Who Benefits From Taxes?  Everyone, but Especially the Rich

While there are sensible reasons to structure certain government programs as stand-alone entities, the proper way to summarize the overall benefits and burdens of our governments’ activities is to take the whole of what we spend, and compare it to the whole of what we receive.

In addition, we must acknowledge that some benefits are no less valuable to citizens, merely because those benefits are difficult to measure.  If we are interested in measuring the costs and benefits of all of our governments and their activities, therefore, the only sensible question to ask is:  What do people gain—both directly and indirectly—from having the government, compared to not having the government?

The various levels and agencies of government, after all, provide the basis for a modern economy and for our quality of life.  Without the government—without national defense, without police protection, without teachers educating future workers and citizens, without environmental protections, without courts enforcing patents and contracts, without the Federal Reserve setting the rules governing the financial sector—who would lose the most?  Those with the most to lose, of course.

It is, after all, possible not to have a government.  Without it, our lives would be solitary, poor, nasty, brutish, and short.  It is also possible to have a very different government, one that (like the current Chinese government) does not protect the owners of copyrights and patents, or one that (like many governments around the world) treats itself truly like a “pay for play” money-making scheme.  In every kind of government system, some people land on top, but there is no guarantee that today’s 1% in the United States would be the big winners under a different kind of government.

Ironically, therefore, saying that Social Security taxes and Medicare taxes are not really taxes at all requires us to ask who benefits the most from having our government.  Those at the top, whose incomes—even after paying all those supposedly crushing taxes—are growing while everyone else’s stagnate, have always had the most to lose.  And that is only becoming truer each day.

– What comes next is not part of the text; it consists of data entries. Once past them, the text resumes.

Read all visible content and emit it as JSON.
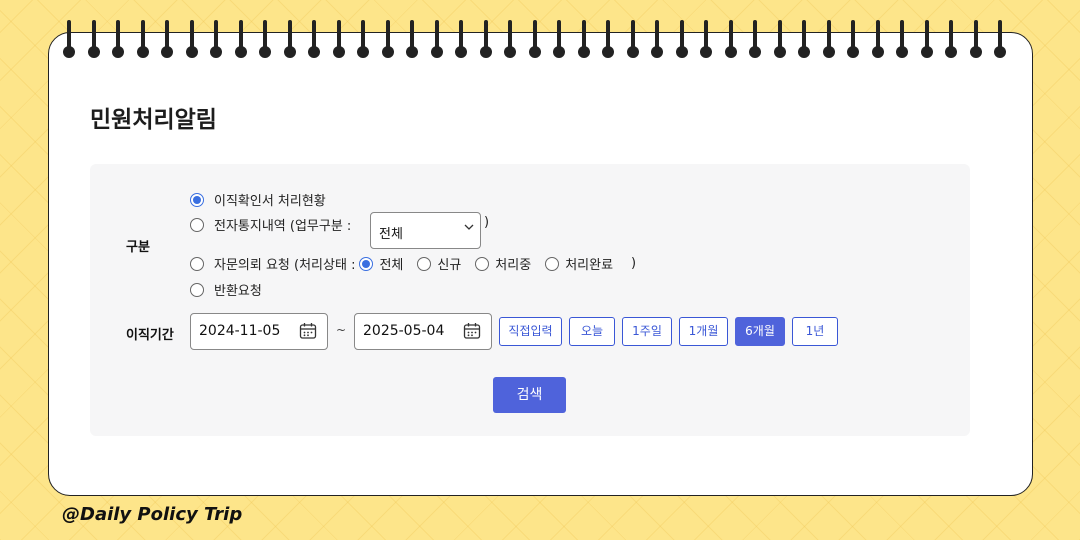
{
  "page_title": "민원처리알림",
  "filters": {
    "category_label": "구분",
    "options": [
      {
        "label": "이직확인서 처리현황",
        "selected": true
      },
      {
        "label": "전자통지내역 (업무구분 :",
        "selected": false
      },
      {
        "label": "자문의뢰 요청 (처리상태 :",
        "selected": false
      },
      {
        "label": "반환요청",
        "selected": false
      }
    ],
    "work_type_select": {
      "value": "전체",
      "close_paren": ")"
    },
    "status_options": [
      {
        "label": "전체",
        "selected": true
      },
      {
        "label": "신규",
        "selected": false
      },
      {
        "label": "처리중",
        "selected": false
      },
      {
        "label": "처리완료",
        "selected": false
      }
    ],
    "status_close_paren": ")"
  },
  "period": {
    "label": "이직기간",
    "start_date": "2024-11-05",
    "separator": "~",
    "end_date": "2025-05-04",
    "quick_buttons": [
      {
        "label": "직접입력",
        "active": false
      },
      {
        "label": "오늘",
        "active": false
      },
      {
        "label": "1주일",
        "active": false
      },
      {
        "label": "1개월",
        "active": false
      },
      {
        "label": "6개월",
        "active": true
      },
      {
        "label": "1년",
        "active": false
      }
    ]
  },
  "search_button": "검색",
  "watermark": "@Daily Policy Trip",
  "colors": {
    "accent": "#4f63db",
    "background": "#fde58a",
    "panel": "#f6f6f7"
  }
}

In the end, viewing the tax system in the traditional way—that is, merely measuring the relative tax burdens of different income groups to see “who pays for government”—actually hides just how much the rich owe to society as a whole.  With that consideration in mind, the apologists for the rich might want to leave well enough alone.

Posted in: Tax and Economics